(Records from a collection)
[Start of Attachment]

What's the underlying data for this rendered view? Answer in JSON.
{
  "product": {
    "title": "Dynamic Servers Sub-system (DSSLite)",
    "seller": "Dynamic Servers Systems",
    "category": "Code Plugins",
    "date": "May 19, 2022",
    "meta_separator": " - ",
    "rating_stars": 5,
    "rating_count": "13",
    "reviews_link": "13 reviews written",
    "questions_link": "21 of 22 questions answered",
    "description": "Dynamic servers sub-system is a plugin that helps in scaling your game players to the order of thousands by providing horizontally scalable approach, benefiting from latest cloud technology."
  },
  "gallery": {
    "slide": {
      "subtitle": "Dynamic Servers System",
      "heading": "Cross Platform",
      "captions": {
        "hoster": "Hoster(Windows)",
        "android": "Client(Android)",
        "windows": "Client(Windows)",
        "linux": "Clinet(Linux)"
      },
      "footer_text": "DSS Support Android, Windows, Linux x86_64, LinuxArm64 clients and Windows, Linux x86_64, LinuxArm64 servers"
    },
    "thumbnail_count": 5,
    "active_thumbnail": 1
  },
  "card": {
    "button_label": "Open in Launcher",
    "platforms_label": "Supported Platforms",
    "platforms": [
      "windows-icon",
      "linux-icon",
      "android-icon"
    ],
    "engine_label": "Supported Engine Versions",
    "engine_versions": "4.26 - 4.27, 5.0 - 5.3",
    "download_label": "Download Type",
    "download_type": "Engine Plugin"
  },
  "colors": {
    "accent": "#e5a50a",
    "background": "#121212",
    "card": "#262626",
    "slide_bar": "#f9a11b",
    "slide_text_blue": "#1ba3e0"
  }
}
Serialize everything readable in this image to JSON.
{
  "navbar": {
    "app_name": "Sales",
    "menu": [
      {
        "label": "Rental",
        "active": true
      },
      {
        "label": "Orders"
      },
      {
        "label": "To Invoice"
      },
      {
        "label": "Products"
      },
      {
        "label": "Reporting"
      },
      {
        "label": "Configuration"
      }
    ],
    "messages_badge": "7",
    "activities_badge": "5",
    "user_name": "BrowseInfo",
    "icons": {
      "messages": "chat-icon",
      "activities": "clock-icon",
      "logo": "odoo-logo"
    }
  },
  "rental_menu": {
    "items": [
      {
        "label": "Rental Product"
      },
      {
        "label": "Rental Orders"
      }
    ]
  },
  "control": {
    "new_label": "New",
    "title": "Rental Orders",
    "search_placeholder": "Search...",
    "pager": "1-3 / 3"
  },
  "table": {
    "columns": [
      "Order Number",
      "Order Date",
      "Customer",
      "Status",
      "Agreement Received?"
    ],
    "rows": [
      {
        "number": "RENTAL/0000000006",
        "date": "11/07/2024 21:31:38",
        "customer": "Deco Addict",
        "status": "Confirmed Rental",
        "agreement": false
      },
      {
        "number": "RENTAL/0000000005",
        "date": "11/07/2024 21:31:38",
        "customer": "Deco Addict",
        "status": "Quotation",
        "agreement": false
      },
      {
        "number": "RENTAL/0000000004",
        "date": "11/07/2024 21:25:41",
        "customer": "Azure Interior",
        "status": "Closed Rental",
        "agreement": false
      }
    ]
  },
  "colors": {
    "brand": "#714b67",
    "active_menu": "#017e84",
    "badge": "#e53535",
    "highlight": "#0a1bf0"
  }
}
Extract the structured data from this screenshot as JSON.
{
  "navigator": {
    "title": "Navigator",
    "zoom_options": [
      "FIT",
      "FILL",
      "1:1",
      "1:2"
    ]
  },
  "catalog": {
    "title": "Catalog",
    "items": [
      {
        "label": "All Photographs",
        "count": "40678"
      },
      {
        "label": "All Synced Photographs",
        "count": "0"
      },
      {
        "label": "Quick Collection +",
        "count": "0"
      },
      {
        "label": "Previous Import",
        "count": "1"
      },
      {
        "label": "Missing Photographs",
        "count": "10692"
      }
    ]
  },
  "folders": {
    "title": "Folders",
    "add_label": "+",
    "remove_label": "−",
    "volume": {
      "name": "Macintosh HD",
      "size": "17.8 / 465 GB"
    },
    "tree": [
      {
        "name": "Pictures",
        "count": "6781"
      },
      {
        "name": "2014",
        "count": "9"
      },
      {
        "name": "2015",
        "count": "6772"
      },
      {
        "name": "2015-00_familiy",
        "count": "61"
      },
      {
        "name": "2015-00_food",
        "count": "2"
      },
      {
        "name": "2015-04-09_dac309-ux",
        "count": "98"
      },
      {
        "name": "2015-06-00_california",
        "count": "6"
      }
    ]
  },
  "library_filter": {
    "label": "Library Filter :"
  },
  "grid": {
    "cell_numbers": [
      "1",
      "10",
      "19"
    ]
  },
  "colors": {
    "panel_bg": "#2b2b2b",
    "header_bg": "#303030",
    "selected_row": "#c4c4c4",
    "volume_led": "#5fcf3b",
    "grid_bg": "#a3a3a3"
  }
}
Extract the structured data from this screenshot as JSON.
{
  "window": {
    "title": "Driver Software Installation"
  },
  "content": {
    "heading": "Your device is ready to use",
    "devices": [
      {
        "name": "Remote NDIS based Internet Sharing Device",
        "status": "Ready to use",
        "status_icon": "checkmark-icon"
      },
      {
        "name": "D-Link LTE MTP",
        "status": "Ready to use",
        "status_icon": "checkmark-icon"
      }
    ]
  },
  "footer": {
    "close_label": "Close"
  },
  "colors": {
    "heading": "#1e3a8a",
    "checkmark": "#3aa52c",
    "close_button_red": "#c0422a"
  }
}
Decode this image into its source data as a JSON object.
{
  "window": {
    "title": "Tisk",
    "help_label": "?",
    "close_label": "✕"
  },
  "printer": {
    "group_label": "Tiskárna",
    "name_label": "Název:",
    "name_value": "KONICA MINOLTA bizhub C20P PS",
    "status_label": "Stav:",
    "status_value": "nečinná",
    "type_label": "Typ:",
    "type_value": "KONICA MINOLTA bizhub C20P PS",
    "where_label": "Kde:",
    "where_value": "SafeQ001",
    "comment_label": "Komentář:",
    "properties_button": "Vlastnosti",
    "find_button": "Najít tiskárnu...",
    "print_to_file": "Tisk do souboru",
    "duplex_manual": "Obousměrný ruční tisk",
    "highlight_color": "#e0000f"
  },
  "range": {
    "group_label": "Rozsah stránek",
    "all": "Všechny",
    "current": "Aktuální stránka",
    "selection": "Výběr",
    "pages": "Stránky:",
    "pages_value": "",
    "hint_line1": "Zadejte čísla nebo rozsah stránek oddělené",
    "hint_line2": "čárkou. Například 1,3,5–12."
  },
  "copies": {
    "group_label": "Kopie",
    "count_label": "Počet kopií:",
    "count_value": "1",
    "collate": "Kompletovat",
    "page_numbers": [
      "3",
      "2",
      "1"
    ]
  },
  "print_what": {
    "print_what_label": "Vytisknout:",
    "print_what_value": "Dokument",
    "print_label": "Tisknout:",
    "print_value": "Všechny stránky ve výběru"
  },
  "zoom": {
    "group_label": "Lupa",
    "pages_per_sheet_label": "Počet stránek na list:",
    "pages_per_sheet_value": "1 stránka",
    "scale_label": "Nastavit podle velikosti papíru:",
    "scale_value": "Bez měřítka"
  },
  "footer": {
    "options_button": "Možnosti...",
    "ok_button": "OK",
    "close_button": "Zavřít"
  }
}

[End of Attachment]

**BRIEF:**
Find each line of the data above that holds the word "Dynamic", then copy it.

**SOLUTION TO THE PROBLEM:**
    "title": "Dynamic Servers Sub-system (DSSLite)",
    "seller": "Dynamic Servers Systems",
    "description": "Dynamic servers sub-system is a plugin that helps in scaling your game players to the order of thousands by providing horizontally scalable approach, benefiting from latest cloud technology."
      "subtitle": "Dynamic Servers System",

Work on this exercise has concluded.